Big compute in the manufacturing industry

High-performance computing (HPC) is used in the manufacturing industry to run large-scale workloads, also known as big compute applications. HPC can help manufacturers at every stage of product development processes and supply chains. For instance, you can use HPC to run advanced design simulations and also to automate processes and predict maintenance issues.

Big compute workloads involve tasks that require many cores to process. These workloads can include financial risk modeling, engineering stress analysis, and other compute-intensive tasks. Big compute workloads have the following characteristics:

  • The workload can be divided into discrete tasks that can be run simultaneously across many cores.
  • Each task takes input, processes it, and produces output. The entire application runs for a finite amount of time.
  • The application doesn't need to run constantly, but it must be able to handle node failures and crashes.
  • Tasks can be independent or tightly coupled, requiring high-speed networking technologies like InfiniBand and remote direct memory access (RDMA) connectivity.

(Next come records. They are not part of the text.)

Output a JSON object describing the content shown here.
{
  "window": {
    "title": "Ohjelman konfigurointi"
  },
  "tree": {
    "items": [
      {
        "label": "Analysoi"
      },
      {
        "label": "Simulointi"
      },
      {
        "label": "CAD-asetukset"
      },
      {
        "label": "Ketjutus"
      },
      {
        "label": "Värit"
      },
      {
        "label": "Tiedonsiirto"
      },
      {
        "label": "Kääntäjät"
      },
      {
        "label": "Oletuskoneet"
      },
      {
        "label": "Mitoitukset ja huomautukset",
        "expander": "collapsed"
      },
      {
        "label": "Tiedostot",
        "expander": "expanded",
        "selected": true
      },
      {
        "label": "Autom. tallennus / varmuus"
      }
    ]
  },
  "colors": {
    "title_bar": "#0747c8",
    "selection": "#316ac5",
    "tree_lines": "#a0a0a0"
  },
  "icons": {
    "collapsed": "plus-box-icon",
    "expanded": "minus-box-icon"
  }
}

You can use compute-intensive virtual machine (VM) sizes such as H16r, H16mr, and A9. Your selection depends on your workload.

Azure offers a range of VM instances that are optimized for CPU-intensive and GPU-intensive workloads. It's also the only cloud platform that offers InfiniBand-enabled hardware. InfiniBand provides a significant performance advantage for reservoir simulation and seismic workload runs. This advantage results in performance that approaches or exceeds current on-premises infrastructure performance.

Azure VMs offer various options, known as VM sizes, for HPC and GPU-optimized computing. It's important to select a VM size that's appropriate for your workload. To find the size that's the best fit, see Sizes for virtual machines in Azure. Also see the selector tool in Virtual machines selector.

Keep in mind that not all Azure products are available in all regions. To see what's available in your area, see Products available by region.

For best practices for choosing Azure compute options, see the Azure compute blog or the Azure compute service content.

Azure offers both CPU-based and GPU-enabled VMs. The N-series VMs feature NVIDIA GPUs that are designed for compute-intensive or graphics-intensive applications such as AI, learning, and visualization.

HPC SKUs are designed for high-performance scenarios. But other SKUs, such as the E and F series, are also suitable for certain workloads. To help ensure optimal performance, carefully evaluate your workload requirements and choose an appropriate VM size.

Design considerations

When you design your HPC infrastructure, several tools and services are available to help you manage and schedule your workloads.

Azure CycleCloud is a tool for creating, managing, operating, and optimizing HPC and big compute clusters in Azure. With Azure CycleCloud, users can dynamically configure HPC Azure clusters and orchestrate data and jobs for hybrid and cloud workflows. Azure CycleCloud provides the simplest way to manage HPC workloads in Azure that involves using a workload manager. Azure CycleCloud supports workload managers such as Grid Engine, Microsoft HPC Pack, HTCondor, LSF, PBS Pro, SLURM, and Symphony.

Manufacturing architecture design example

The following architecture provides an example of using VMs in HPC in manufacturing.

Architecture diagram that shows a manufacturing HPC workload that uses Azure CycleCloud and HC-series VMs.

This architecture uses Azure Files shares and Azure Storage accounts that are connected to an Azure Private Link subnet.

The architecture uses Azure CycleCloud its own subnet. HC-series VMs are used in an arrangement of cluster nodes.

The HC-series VMs are optimized for HPC applications that are driven by intensive computation. Examples include implicit finite element analysis, reservoir simulation, and computational chemistry applications. HC VMs feature 44 Intel Xeon Platinum 8168 processor cores, 8 GB of RAM per CPU core, no hyperthreading, and up to four managed disks. The Intel Xeon Platinum platform supports Intel's rich ecosystem of software tools and features and an all-cores clock speed of 3.4 GHz for most workloads.

For reference architectures and cookbooks for deploying HPC independent software vendor (ISV) applications that support manufacturing use cases, see the following resources:

Next steps

The following articles provide guidance for various stages of the cloud adoption process. These resources can help you succeed in adopting manufacturing HPC environments for the cloud.